Problem statement: The lines to copy from the data below are those that hold the string "name".
Dataset content below:
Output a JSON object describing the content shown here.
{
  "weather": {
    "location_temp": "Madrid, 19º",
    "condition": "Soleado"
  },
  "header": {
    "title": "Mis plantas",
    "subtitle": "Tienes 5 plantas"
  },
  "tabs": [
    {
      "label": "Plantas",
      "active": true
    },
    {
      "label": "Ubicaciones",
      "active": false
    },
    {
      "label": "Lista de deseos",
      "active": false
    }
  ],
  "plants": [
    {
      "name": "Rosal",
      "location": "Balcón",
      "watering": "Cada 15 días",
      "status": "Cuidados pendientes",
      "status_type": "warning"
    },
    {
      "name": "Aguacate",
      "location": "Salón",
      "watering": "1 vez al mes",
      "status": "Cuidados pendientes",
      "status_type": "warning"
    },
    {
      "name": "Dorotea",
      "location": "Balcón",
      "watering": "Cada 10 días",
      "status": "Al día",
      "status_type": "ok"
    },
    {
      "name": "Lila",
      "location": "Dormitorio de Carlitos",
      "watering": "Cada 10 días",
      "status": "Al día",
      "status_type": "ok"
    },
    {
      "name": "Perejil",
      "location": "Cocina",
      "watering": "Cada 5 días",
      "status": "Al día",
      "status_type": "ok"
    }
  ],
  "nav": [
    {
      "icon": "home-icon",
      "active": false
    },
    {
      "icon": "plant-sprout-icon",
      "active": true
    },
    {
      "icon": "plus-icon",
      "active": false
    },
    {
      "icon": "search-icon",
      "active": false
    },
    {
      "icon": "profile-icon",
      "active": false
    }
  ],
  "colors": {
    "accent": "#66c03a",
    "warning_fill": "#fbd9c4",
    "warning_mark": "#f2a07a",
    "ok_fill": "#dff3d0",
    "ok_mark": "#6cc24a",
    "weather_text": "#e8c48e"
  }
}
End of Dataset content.
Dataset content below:
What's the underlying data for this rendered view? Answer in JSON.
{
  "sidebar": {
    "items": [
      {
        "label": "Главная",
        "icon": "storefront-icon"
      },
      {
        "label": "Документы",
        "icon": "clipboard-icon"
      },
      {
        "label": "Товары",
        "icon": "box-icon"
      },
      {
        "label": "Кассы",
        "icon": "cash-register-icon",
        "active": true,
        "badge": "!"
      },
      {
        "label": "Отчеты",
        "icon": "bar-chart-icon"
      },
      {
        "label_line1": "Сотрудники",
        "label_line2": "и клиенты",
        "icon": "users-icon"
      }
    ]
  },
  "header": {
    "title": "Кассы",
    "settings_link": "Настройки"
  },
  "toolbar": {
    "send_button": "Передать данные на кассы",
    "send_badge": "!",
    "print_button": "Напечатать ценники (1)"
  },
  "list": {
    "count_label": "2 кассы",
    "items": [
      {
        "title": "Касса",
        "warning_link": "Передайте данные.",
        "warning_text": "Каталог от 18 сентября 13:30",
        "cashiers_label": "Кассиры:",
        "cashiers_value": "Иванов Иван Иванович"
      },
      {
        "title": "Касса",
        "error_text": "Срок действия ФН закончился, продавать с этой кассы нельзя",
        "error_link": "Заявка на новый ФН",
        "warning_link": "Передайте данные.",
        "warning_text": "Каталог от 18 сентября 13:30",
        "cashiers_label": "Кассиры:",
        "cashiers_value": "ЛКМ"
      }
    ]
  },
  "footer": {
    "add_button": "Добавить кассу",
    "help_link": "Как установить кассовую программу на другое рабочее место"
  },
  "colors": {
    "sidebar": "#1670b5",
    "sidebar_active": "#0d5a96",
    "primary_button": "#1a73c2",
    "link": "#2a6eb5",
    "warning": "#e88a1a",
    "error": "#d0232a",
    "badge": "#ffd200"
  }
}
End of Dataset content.
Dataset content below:
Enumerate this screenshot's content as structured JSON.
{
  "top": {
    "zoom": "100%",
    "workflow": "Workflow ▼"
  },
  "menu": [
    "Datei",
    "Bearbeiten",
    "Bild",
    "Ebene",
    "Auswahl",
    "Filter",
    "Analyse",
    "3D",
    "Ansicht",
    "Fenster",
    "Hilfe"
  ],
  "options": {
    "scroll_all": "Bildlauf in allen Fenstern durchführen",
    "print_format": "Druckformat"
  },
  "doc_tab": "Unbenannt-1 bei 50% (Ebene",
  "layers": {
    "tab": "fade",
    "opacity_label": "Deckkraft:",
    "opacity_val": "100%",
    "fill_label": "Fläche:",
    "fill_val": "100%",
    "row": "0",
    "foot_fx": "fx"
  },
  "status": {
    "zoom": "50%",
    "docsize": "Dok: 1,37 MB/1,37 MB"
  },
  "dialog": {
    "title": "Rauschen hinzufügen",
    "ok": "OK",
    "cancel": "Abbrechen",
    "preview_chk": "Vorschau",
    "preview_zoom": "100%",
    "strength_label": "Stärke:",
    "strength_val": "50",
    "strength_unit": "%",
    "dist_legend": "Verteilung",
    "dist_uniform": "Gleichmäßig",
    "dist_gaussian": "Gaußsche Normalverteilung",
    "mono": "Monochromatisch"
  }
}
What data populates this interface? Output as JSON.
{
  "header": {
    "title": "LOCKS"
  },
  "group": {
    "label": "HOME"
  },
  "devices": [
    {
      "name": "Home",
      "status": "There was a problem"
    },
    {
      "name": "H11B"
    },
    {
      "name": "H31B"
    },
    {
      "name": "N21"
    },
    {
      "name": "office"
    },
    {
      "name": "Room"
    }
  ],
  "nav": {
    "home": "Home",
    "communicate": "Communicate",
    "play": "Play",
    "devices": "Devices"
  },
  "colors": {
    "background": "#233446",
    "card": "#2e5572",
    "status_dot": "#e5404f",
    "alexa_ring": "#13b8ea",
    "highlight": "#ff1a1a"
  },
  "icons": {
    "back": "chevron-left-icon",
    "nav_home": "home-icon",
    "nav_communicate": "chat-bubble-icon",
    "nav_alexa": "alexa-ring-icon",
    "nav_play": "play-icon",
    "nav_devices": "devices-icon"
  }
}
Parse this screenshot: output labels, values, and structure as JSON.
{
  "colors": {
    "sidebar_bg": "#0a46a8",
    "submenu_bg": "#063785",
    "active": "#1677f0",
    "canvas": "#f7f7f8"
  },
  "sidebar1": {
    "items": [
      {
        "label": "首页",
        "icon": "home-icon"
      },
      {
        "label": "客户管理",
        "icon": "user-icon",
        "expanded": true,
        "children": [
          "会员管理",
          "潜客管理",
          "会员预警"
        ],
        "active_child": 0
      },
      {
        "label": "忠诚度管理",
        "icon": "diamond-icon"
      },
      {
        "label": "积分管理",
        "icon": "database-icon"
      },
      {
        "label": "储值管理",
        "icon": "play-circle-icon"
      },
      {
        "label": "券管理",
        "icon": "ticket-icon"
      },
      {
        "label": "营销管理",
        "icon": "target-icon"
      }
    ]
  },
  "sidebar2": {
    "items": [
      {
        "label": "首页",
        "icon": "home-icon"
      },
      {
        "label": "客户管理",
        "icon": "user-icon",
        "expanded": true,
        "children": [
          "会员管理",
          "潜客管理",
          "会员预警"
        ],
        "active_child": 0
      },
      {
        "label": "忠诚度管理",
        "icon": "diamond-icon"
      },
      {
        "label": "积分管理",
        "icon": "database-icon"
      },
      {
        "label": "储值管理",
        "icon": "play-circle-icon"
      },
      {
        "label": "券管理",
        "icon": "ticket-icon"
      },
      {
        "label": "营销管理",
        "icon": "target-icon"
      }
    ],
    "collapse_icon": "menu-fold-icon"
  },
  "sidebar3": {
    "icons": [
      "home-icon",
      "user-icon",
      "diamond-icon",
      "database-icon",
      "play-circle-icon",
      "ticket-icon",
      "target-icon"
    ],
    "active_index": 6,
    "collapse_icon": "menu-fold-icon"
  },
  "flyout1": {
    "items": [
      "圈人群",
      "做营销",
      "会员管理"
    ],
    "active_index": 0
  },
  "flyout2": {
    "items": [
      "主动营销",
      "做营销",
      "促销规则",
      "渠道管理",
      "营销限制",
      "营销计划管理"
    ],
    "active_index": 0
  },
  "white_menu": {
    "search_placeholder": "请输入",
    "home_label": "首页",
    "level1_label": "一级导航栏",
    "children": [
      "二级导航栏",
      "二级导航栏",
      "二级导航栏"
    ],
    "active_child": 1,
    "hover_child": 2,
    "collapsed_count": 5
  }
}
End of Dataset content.
Task answer:
      "name": "Rosal",
      "name": "Aguacate",
      "name": "Dorotea",
      "name": "Lila",
      "name": "Perejil",
      "name": "Home",
      "name": "H11B"
      "name": "H31B"
      "name": "N21"
      "name": "office"
      "name": "Room"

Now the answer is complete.